“The overwhelming and dominant factor is that we’ll have very, very subdued growth for a very long period of time,” Redleaf said on the Contrarian Investor Podcast. “A number of businesses that probably shouldn’t have existed before – we are going to see their bankruptcies and their liquidations accelerate.”
At issue is access to capital, specifically cheap sources of financing that is necessary for companies to grow. The global economy is split between those financial actors that have what Redleaf calls “privileged access to capital” and those that only have “restricted access to capital.” This division, which dates to the 2008 financial crisis, has been widening.
Most companies and governments, especially smaller ones, are on the “restricted” side of this divide. “For them, their cost of capital, and the accessibility of capital, is more restrictive today than it was at almost any point between 1978 and 2008,” says Redleaf. This exacerbates inequality and hurts dynamism in the economy as a whole.
As a result, 2% U.S. GDP growth will likely be “the upper edge of what growth might be over the next 20 years.” This will be particularly painful in light of “the expectations people might have on the entitlement side or on the retirement side,” says Redleaf. For investors, “one should really be leery of value traps,” especially among small cap stocks. “If you’re in business, you really really do not want to be competing with somebody who has free access to capital.”
Large cap value stocks, on the other hand, should benefit over the short term. Most S&P 500 companies are among the “privileged access” group and “the value momentum reversal trade has legs,” says Redleaf.

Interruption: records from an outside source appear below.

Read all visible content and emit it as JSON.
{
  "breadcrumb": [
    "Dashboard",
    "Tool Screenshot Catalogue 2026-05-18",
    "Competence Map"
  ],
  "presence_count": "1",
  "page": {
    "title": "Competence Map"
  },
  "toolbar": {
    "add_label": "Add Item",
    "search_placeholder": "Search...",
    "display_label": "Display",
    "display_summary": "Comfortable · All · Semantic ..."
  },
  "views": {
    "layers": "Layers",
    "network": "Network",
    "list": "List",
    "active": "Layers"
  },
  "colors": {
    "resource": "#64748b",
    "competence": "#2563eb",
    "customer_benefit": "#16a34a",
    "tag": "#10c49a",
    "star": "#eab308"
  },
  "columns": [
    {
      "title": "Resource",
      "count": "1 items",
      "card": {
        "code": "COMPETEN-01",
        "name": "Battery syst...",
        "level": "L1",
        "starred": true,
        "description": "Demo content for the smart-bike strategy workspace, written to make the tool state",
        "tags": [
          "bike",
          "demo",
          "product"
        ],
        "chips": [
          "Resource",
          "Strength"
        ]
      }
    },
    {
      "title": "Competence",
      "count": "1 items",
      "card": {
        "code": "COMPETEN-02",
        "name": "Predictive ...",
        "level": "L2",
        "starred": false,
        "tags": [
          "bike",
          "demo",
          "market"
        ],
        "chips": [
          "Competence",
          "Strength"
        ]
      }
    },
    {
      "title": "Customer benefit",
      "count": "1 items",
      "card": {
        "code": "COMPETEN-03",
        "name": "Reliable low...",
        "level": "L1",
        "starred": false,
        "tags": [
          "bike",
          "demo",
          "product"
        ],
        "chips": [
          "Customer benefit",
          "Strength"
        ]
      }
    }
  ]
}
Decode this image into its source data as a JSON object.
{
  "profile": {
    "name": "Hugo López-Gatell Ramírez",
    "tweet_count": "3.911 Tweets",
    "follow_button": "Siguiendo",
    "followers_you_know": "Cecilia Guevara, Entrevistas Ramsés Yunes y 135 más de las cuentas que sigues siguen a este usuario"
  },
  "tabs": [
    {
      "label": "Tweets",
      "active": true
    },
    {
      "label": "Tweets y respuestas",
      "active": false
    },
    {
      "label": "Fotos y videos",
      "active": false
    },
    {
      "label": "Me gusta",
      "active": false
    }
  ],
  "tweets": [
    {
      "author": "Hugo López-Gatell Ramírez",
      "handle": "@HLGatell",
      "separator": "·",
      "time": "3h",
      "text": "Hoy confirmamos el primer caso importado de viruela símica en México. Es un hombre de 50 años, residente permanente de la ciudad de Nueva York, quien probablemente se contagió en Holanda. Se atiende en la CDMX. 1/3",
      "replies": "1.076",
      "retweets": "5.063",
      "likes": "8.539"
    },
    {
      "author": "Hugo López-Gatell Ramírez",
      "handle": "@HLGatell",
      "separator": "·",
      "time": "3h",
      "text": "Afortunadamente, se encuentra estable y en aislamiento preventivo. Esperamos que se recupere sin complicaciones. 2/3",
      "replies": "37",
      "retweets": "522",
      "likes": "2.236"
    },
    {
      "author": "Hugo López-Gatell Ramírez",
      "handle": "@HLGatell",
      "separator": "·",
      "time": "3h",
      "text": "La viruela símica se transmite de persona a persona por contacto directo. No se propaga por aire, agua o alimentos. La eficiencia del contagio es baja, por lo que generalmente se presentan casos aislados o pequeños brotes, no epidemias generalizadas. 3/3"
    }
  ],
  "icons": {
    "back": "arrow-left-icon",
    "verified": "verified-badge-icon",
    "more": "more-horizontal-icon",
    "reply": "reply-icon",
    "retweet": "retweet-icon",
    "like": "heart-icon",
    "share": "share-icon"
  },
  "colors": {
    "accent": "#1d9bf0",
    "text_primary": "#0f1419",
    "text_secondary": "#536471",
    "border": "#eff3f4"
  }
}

Another pocket of safety can be found, counterintuitively, in regional U.S. banks. “Small banks have privileged access to capital too,” and Redleaf himself bought one of these institutions in 2015. “Even as a very small bank I think we’ll continue to have privileged access to capital.” The business opportunity comes from the large number of potential borrowers “that really are bankable but don’t have access to cheap capital.”